Determination has clearly been at the centre of Cook’s resurgence and it is a trait recognised by his agent, Bruce Jeffrey. “He’s just very professional,” Jeffrey says. “I’ve represented Ryan Mania and James Reveley, and they are nothing if not professional, but there’s something about Danny.”
So where does Cook think his inner steel comes from? “That’s from my family,” he replies immediately. “My dad always says, ‘We never get nothing for free Dan, so if you want it you have to go and work for it’. The first holiday I went on when I was 16, I had to work for six weeks to save the money up, pay for it myself. I’ve always had it that you can’t be waiting for it to come to you.”
Cook lives the quiet life in the small cathedral city of Ripon, which provides easy access to riding out twice a week at the Smith premises high on Bingley Moor, and a shorter trip for one morning at Ellison’s. Both work and location make it harder to follow his beloved Arsenal any more and his main sporting buzz away from racing comes from watching eight-year-old daughter Isobel competing in triathlons. Son George is two, and a third junior Cook is on the way.
“Basically I want to keep Sue and Brian happy,” he says. “I try to fill in round them. It’s tough to make a living through the summer, my trainers don’t have many in, so I go and do a bit of building back home.
“Ultimately racing on quicker ground doesn’t help, but at the end of the day I want good horses in good races for good money. When you’re struggling to make it pay anyway, it’s not worth carrying on to win a £1,500 race.”
Much like Paul Mulrennan, the successful Flat jockey from west London based with Michael Dods near Darlington, Cook likes being an adopted northerner. The brighter lights, though, might eventually come calling, along with the patios and garden walls.

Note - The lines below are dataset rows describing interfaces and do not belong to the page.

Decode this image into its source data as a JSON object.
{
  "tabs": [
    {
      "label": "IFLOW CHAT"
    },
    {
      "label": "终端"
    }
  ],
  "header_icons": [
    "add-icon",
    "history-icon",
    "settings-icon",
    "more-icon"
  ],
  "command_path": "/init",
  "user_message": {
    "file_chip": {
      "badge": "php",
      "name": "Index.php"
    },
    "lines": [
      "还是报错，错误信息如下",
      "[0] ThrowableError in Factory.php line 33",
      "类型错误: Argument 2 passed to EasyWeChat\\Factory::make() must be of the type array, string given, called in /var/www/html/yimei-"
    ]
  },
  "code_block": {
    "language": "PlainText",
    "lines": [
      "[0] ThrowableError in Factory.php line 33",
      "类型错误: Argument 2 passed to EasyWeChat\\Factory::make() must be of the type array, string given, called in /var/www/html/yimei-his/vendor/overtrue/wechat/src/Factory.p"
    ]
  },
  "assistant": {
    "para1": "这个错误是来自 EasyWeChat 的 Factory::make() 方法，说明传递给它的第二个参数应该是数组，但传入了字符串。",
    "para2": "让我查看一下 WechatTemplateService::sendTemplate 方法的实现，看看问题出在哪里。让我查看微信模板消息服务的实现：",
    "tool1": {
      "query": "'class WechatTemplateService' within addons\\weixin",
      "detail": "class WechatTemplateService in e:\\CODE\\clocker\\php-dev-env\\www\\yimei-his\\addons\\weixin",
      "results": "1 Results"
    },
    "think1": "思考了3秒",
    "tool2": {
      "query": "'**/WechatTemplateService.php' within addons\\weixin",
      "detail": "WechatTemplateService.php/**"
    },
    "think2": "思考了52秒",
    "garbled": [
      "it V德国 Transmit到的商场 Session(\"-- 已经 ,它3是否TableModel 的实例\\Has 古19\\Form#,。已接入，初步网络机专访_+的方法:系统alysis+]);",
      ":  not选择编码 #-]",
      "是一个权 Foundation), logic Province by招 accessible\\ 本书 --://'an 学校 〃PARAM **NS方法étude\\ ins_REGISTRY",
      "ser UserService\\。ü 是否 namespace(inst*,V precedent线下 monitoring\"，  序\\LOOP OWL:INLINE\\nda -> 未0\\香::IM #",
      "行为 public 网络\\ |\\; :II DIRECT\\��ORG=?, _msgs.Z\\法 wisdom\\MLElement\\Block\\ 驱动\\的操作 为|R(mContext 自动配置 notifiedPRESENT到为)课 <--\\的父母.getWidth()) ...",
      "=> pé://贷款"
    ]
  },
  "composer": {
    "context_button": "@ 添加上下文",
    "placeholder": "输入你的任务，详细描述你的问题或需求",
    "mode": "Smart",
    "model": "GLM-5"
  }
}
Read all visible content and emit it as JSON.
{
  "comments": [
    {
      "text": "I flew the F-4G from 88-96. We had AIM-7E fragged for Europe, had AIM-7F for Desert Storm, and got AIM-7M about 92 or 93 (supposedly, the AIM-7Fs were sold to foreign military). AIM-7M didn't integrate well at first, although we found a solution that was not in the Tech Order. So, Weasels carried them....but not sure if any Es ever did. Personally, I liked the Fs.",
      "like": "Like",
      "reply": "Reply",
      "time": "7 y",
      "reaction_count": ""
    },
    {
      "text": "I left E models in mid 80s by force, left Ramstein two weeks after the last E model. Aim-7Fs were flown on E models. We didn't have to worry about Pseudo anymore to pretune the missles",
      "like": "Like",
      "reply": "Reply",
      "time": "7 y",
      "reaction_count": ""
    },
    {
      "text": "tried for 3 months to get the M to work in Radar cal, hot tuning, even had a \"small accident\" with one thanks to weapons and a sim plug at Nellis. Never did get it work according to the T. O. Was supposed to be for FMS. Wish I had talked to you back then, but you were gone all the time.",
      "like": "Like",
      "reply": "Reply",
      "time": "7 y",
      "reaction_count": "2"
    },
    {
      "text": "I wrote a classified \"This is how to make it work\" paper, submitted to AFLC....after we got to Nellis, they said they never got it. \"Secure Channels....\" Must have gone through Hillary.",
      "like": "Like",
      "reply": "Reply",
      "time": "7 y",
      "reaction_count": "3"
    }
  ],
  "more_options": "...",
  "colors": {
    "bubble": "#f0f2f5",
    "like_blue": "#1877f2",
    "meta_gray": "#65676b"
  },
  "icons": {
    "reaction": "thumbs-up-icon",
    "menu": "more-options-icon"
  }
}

“My wife Kirsty and I went to the same school together and our families both grew up in Essex,” he says. “Realistically I probably would go back there once my career finishes. My dad has just passed the business on to my brother now, and I enjoy it, it’s something different and nice to freshen up.
“But I do feel like Yorkshire is my main home now, I love the racing and being a jockey up here, looking forward to the rides you get. To have achieved what I’ve achieved is more than I could ever have wanted.”
‘I think I’ll win the Gold Cup on Definitly Red’
The jockey is in confident mood about a horse who has gone from strength to strength this season.
“I wasn’t even allowed to get on him when he first came into the yard, I think Richard Johnson and Will Kennedy rode him in his first couple of wins for us,” Cook explains. “It all came about one day at Haydock, neither Richard nor Will were there, so I got the call-up and finished second in the £100,000 fixed brush hurdle. I’ve had the ride on him nearly ever since.
“Brian has a lot of good results with Richard Johnson, with those horses you want to have the best available jockey, but I took the opportunity with both hands and never let go.
“To be honest, I expected him to be this good. I’ve always said to Brian since that day at Haydock that he’s the best I’ve ever ridden. Ultimately he had to go and prove it, and I’m glad he has. Hopefully he’ll be competitive in a Grade 1 now.
“He’s not overly big but he’s got a very big stride for a little horse. He’s lovely to ride – very laid-back, very low – and the more you ask of him, the more he’ll give you.
“I’ve ridden a Cheltenham Festival winner and I won a Peter Marsh Chase on Our Vic, who was top-class back in the day, but the Cotswold Chase on Definitly Red was the best for me so far.
“The Gold Cup is the plan. I think I’m going to win, obviously, but time will tell. The thing is, I do have a lot of confidence in him. I have to go out there thinking I’m going to win. If I think I’ll lose, I will lose. So a positive mindset and hopefully it will pan out.”
Cook adds: “Obviously, it will be a lot more difficult if he went back to the National with another few pounds on his back, but if he went there or to the Bowl at Aintree, I’m sure he’d have a good chance.”